What you will do: Could you print all the entries below exactly as they appear, omitting the pictures?

Excerpts from an interface dataset:
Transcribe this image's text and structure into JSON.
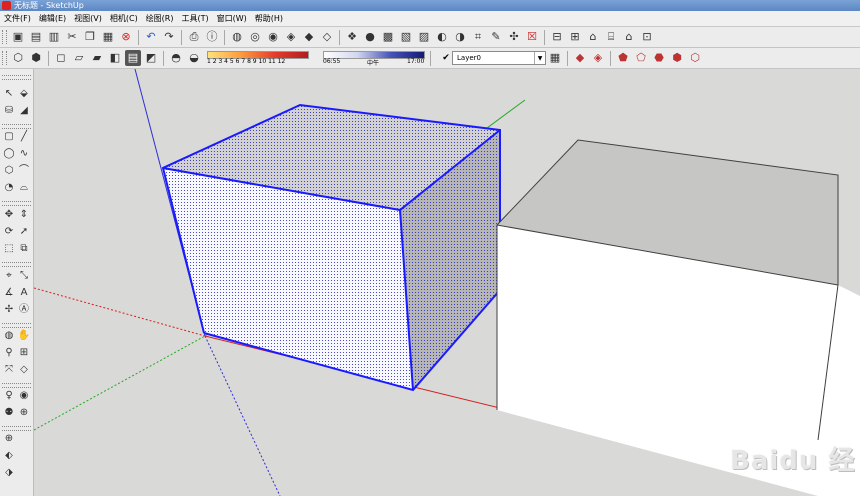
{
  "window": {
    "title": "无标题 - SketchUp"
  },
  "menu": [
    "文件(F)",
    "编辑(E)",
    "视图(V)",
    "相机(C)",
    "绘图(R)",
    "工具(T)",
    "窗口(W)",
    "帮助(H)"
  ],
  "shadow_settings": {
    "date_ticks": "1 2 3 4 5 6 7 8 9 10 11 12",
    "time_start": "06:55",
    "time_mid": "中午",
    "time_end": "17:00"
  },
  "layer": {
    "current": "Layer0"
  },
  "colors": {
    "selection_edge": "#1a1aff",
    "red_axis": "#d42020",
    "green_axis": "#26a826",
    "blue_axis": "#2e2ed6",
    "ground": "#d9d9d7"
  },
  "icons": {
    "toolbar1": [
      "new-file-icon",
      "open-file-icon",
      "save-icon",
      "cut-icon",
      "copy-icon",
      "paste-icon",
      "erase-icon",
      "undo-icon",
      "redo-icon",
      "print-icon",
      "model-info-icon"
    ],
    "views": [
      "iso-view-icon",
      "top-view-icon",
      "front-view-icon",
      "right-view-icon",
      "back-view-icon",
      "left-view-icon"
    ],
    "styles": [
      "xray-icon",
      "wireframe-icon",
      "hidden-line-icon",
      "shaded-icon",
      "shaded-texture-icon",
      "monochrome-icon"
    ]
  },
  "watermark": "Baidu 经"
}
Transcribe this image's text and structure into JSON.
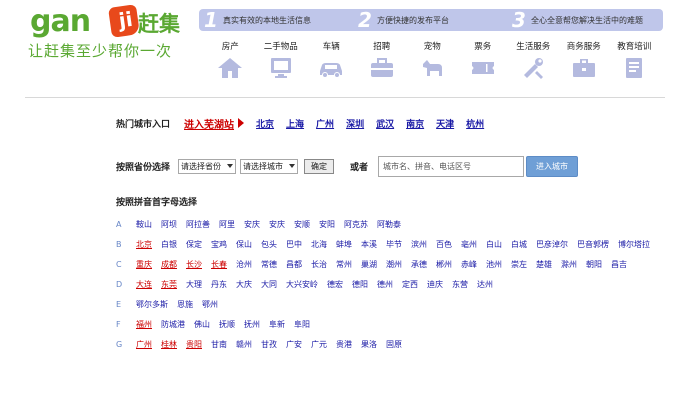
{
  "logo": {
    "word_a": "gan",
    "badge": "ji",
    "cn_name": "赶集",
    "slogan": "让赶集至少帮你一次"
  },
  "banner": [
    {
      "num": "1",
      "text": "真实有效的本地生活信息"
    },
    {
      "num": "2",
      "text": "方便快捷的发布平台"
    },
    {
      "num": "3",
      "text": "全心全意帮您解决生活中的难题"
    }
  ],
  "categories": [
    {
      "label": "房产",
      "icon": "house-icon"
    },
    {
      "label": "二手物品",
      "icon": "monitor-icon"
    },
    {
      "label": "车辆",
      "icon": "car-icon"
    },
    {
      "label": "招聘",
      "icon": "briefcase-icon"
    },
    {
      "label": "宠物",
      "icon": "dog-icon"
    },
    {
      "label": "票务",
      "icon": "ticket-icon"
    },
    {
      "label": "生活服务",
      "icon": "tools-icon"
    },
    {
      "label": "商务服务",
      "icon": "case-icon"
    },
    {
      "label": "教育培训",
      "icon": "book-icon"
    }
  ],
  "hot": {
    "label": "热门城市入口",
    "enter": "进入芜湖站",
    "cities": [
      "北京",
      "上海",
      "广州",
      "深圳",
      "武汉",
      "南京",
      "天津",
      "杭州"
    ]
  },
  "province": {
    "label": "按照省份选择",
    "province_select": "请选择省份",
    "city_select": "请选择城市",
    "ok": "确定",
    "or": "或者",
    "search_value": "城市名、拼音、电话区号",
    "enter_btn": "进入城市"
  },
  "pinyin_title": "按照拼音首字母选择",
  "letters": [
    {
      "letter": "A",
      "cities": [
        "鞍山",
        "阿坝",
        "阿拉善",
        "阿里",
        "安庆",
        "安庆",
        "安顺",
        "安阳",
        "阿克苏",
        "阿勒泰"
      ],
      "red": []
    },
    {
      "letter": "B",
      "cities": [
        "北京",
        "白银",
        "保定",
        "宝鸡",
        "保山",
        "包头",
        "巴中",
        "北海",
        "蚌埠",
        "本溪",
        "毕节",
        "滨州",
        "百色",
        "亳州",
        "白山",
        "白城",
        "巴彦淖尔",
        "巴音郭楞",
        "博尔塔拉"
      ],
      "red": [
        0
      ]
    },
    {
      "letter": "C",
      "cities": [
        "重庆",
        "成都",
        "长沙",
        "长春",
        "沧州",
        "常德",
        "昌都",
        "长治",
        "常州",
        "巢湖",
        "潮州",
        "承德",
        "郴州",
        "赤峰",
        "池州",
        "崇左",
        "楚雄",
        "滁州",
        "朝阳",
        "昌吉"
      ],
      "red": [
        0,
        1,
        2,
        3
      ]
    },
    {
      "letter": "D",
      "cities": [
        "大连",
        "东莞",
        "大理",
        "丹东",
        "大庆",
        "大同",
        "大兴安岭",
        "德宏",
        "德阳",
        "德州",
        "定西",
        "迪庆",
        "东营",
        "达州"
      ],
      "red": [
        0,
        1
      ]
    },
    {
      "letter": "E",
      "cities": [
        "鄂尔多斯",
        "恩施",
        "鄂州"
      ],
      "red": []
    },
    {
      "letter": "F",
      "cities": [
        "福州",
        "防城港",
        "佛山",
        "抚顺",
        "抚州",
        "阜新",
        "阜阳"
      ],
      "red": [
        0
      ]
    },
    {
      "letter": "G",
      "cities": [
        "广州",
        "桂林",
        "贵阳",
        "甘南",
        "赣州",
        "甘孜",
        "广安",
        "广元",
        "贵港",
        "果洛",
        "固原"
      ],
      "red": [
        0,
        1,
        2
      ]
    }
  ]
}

Your response:
Transcribe this image's text and structure into JSON.
{
  "window": {
    "title": "无标题 - SketchUp"
  },
  "menu": [
    "文件(F)",
    "编辑(E)",
    "视图(V)",
    "相机(C)",
    "绘图(R)",
    "工具(T)",
    "窗口(W)",
    "帮助(H)"
  ],
  "shadow_settings": {
    "date_ticks": "1 2 3 4 5 6 7 8 9 10 11 12",
    "time_start": "06:55",
    "time_mid": "中午",
    "time_end": "17:00"
  },
  "layer": {
    "current": "Layer0"
  },
  "colors": {
    "selection_edge": "#1a1aff",
    "red_axis": "#d42020",
    "green_axis": "#26a826",
    "blue_axis": "#2e2ed6",
    "ground": "#d9d9d7"
  },
  "icons": {
    "toolbar1": [
      "new-file-icon",
      "open-file-icon",
      "save-icon",
      "cut-icon",
      "copy-icon",
      "paste-icon",
      "erase-icon",
      "undo-icon",
      "redo-icon",
      "print-icon",
      "model-info-icon"
    ],
    "views": [
      "iso-view-icon",
      "top-view-icon",
      "front-view-icon",
      "right-view-icon",
      "back-view-icon",
      "left-view-icon"
    ],
    "styles": [
      "xray-icon",
      "wireframe-icon",
      "hidden-line-icon",
      "shaded-icon",
      "shaded-texture-icon",
      "monochrome-icon"
    ]
  },
  "watermark": "Baidu 经"
}
Transcribe this image's text and structure into JSON.
{
  "logo": {
    "word_a": "gan",
    "badge": "ji",
    "cn_name": "赶集",
    "slogan": "让赶集至少帮你一次"
  },
  "banner": [
    {
      "num": "1",
      "text": "真实有效的本地生活信息"
    },
    {
      "num": "2",
      "text": "方便快捷的发布平台"
    },
    {
      "num": "3",
      "text": "全心全意帮您解决生活中的难题"
    }
  ],
  "categories": [
    {
      "label": "房产",
      "icon": "house-icon"
    },
    {
      "label": "二手物品",
      "icon": "monitor-icon"
    },
    {
      "label": "车辆",
      "icon": "car-icon"
    },
    {
      "label": "招聘",
      "icon": "briefcase-icon"
    },
    {
      "label": "宠物",
      "icon": "dog-icon"
    },
    {
      "label": "票务",
      "icon": "ticket-icon"
    },
    {
      "label": "生活服务",
      "icon": "tools-icon"
    },
    {
      "label": "商务服务",
      "icon": "case-icon"
    },
    {
      "label": "教育培训",
      "icon": "book-icon"
    }
  ],
  "hot": {
    "label": "热门城市入口",
    "enter": "进入芜湖站",
    "cities": [
      "北京",
      "上海",
      "广州",
      "深圳",
      "武汉",
      "南京",
      "天津",
      "杭州"
    ]
  },
  "province": {
    "label": "按照省份选择",
    "province_select": "请选择省份",
    "city_select": "请选择城市",
    "ok": "确定",
    "or": "或者",
    "search_value": "城市名、拼音、电话区号",
    "enter_btn": "进入城市"
  },
  "pinyin_title": "按照拼音首字母选择",
  "letters": [
    {
      "letter": "A",
      "cities": [
        "鞍山",
        "阿坝",
        "阿拉善",
        "阿里",
        "安庆",
        "安庆",
        "安顺",
        "安阳",
        "阿克苏",
        "阿勒泰"
      ],
      "red": []
    },
    {
      "letter": "B",
      "cities": [
        "北京",
        "白银",
        "保定",
        "宝鸡",
        "保山",
        "包头",
        "巴中",
        "北海",
        "蚌埠",
        "本溪",
        "毕节",
        "滨州",
        "百色",
        "亳州",
        "白山",
        "白城",
        "巴彦淖尔",
        "巴音郭楞",
        "博尔塔拉"
      ],
      "red": [
        0
      ]
    },
    {
      "letter": "C",
      "cities": [
        "重庆",
        "成都",
        "长沙",
        "长春",
        "沧州",
        "常德",
        "昌都",
        "长治",
        "常州",
        "巢湖",
        "潮州",
        "承德",
        "郴州",
        "赤峰",
        "池州",
        "崇左",
        "楚雄",
        "滁州",
        "朝阳",
        "昌吉"
      ],
      "red": [
        0,
        1,
        2,
        3
      ]
    },
    {
      "letter": "D",
      "cities": [
        "大连",
        "东莞",
        "大理",
        "丹东",
        "大庆",
        "大同",
        "大兴安岭",
        "德宏",
        "德阳",
        "德州",
        "定西",
        "迪庆",
        "东营",
        "达州"
      ],
      "red": [
        0,
        1
      ]
    },
    {
      "letter": "E",
      "cities": [
        "鄂尔多斯",
        "恩施",
        "鄂州"
      ],
      "red": []
    },
    {
      "letter": "F",
      "cities": [
        "福州",
        "防城港",
        "佛山",
        "抚顺",
        "抚州",
        "阜新",
        "阜阳"
      ],
      "red": [
        0
      ]
    },
    {
      "letter": "G",
      "cities": [
        "广州",
        "桂林",
        "贵阳",
        "甘南",
        "赣州",
        "甘孜",
        "广安",
        "广元",
        "贵港",
        "果洛",
        "固原"
      ],
      "red": [
        0,
        1,
        2
      ]
    }
  ]
}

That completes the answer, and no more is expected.